My lovely aunt last night and the BBC this morning are completely agreed on one thing: today’s weather is going to be crap. So I am surprised to find myself looking out of the study window in the middle of the morning, thinking that it actually looks quite reasonable. I decide to put it to a practical test, and take the dog for an 8.5 mile walk up into the hills from Ingram. It’s not such wonderful walking weather as we enjoyed at this time last week, since the sunshine is much weaker and the air temperature correspondingly lower; while the ground temperature is far higher, so we do a lot of plodging (as we Geordies say) through improvised streams taking away the last few days’ rainfall, and occasional patches of viscous mud.
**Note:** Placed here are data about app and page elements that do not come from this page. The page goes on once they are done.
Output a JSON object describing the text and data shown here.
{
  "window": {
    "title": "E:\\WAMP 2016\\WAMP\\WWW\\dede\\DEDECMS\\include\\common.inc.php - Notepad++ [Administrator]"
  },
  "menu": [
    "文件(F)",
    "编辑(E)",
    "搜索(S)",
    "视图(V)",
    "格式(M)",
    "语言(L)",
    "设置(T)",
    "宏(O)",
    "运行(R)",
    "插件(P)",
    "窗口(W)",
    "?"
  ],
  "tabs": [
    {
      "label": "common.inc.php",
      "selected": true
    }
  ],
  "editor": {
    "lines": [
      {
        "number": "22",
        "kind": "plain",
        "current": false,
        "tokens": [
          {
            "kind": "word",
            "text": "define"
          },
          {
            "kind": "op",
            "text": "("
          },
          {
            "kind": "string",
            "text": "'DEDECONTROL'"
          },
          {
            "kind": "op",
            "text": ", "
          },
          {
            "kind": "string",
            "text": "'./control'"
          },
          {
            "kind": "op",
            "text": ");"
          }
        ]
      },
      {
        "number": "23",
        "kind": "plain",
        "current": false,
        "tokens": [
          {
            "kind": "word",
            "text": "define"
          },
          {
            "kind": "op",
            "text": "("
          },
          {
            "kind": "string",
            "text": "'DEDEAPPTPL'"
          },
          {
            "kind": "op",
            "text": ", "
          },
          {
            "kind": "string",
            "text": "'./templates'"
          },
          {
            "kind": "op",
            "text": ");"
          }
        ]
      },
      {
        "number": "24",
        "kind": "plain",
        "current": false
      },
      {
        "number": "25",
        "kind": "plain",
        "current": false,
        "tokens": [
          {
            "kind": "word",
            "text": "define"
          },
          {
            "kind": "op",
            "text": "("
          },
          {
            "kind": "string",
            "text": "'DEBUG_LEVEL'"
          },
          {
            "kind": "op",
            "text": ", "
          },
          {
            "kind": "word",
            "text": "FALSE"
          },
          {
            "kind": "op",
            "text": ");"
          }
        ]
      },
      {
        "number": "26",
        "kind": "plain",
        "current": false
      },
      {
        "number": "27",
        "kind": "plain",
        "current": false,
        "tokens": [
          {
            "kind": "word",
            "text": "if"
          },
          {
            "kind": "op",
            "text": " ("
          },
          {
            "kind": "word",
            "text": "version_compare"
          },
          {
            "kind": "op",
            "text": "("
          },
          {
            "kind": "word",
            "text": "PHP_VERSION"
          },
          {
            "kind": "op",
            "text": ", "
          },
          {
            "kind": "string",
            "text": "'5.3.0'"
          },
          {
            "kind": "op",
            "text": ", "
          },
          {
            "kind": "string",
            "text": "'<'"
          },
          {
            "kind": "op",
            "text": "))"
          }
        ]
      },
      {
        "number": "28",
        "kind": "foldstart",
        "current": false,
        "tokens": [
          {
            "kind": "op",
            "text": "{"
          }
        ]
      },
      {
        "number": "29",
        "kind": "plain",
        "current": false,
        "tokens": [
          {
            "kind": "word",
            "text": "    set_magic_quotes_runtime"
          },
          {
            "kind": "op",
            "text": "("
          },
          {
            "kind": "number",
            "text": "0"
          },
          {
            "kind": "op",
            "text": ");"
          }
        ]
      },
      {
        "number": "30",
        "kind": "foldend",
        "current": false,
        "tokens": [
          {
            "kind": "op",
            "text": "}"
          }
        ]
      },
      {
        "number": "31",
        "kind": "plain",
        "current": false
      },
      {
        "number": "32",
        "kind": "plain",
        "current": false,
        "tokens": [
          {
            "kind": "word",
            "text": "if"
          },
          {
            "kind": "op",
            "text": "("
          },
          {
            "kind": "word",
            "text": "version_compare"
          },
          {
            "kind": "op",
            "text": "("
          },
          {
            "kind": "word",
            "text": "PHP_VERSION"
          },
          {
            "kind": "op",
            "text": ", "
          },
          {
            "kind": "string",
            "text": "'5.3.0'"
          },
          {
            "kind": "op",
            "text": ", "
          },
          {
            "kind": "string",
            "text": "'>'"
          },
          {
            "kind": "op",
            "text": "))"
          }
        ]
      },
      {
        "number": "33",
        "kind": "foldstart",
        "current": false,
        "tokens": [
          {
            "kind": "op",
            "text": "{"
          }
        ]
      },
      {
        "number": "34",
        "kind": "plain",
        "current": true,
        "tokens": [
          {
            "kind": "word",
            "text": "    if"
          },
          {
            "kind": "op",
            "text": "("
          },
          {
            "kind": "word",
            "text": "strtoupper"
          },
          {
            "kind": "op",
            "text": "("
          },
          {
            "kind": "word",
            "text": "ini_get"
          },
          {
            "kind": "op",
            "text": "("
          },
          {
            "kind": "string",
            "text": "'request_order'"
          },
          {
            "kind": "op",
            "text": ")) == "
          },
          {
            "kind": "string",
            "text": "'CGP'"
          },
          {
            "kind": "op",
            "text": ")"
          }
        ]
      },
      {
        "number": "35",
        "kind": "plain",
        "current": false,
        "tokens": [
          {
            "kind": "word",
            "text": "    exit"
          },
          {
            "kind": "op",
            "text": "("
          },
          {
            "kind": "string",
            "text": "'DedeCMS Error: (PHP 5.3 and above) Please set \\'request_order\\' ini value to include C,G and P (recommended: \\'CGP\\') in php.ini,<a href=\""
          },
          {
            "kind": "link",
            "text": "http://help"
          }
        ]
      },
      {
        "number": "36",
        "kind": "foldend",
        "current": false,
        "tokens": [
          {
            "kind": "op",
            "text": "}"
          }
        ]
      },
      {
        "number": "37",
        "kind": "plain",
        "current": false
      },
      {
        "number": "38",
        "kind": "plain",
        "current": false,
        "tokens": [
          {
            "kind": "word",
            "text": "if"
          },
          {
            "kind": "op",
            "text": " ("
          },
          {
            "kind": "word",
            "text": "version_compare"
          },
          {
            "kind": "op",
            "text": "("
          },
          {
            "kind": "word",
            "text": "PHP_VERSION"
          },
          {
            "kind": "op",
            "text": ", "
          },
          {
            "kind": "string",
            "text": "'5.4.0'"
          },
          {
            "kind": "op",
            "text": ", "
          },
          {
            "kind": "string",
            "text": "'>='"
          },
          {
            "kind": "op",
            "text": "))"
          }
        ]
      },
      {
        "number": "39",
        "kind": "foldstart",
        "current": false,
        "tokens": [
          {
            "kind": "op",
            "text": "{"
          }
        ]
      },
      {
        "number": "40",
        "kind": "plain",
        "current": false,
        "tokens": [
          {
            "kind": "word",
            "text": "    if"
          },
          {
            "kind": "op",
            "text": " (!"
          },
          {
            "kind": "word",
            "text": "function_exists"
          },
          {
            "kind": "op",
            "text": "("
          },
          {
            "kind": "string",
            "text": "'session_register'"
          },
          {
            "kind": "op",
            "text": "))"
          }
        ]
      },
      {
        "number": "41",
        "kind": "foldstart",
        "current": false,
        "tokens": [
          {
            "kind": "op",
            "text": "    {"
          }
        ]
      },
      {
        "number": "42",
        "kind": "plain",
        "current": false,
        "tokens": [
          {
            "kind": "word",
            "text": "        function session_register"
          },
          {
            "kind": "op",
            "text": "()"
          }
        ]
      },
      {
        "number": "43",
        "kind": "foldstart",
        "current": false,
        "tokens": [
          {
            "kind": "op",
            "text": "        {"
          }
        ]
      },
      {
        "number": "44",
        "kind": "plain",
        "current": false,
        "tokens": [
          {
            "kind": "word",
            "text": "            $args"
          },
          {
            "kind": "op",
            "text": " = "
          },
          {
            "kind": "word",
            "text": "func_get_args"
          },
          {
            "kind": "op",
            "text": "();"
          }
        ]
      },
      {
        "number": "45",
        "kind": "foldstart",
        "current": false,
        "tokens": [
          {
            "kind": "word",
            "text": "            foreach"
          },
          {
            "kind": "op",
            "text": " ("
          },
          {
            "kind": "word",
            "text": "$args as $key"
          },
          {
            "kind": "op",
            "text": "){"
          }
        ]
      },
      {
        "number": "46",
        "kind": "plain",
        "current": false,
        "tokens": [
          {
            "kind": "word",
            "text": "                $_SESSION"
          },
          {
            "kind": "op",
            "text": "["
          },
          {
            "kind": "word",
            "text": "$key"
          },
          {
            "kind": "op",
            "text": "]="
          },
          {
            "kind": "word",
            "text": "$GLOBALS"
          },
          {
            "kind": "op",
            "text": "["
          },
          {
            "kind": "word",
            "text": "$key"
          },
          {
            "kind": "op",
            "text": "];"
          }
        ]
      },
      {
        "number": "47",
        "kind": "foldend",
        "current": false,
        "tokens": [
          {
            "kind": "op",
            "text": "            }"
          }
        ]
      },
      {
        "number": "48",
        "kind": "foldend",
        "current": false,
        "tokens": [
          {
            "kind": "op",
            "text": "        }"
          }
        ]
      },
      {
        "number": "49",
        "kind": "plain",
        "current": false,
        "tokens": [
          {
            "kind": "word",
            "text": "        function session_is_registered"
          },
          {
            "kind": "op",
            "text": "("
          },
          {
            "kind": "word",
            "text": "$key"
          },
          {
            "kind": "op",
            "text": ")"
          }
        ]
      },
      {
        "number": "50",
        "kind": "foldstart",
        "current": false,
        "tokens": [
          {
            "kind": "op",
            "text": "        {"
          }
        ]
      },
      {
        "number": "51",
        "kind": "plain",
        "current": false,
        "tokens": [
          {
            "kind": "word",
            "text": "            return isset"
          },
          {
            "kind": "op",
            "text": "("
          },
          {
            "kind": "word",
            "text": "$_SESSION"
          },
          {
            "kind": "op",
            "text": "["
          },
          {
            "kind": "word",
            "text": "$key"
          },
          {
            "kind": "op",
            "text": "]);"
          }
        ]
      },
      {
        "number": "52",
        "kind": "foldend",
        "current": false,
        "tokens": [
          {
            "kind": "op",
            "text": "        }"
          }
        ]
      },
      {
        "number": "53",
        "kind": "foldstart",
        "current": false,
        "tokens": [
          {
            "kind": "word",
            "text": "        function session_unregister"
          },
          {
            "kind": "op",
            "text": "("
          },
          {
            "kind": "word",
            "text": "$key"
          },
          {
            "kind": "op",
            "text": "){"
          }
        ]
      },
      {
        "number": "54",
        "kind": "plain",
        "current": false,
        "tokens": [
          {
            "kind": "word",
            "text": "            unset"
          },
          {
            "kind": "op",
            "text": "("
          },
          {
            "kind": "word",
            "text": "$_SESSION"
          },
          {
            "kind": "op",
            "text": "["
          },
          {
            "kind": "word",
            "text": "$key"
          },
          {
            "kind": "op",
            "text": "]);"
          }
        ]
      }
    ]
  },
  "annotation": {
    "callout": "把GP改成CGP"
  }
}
We don’t see a lot of other people, though we are puzzled by an immense racket in the distance as we near the top of Ewe Hill. It sounds like an approaching protest march by S&M fans whose speech is constrained by ill-fitting gimp masks. Eventually it resolves itself into a remarkably small group of mentally defective youths, honking and whooping as they lope through the rough grass and heather, some way ahead of their nominal carers. They are far noisier than the hunt we encountered last week, though regrettably somewhat less picturesque. Fortunately they are exercising their “right to roam” (Mr Blair’s equivalent of the John Major “cones hotline”) so cut diagonally across the public bridleway rather than joining it. Soon they have disappeared in the direction of a notorious peat bog. I cross my fingers, but would prefer not to disclose why.
We pass the remote farmhouse of Chesters, now supposedly a “Scouts Adventure Centre”, though I have been walking past it for 20 years and never seen a single scout. I can’t see the words “Scouts Adventure Centre” without giggling, ever since I read about an unfortunate court case in which a scoutmaster was convicted for bribing his charges with Mars bars to induce them to leap naked over a large log, during which it was his pleasure to capture them in mid-air action photographs. There is another “Scouts Adventure Centre” back on the main road which seems to be much better used. That one is within a short walk of a garage that is well stocked with Mars bars. But I draw no conclusions.
The dog and I sit on the top of Chesters hill fort, admiring the view of snow-flecked Cheviot. The dog and I have a pronounced difference of opinion about what constitutes a fair division of a sandwich. Then we walk along the red stone track to Prendwick, pausing as we always do at the gate above Thieves Rode plantation, where in one direction the view encompasses the fertile and civilized Whittingham Vale, while in the other lies all the bleak rugged grandeur of the Cheviots. It’s not been a bad day at all; and in the evening there will be dry trousers, a crackling log fire; a little comforting food; and the touching demise of Vera Duckworth to catch up with on DVD.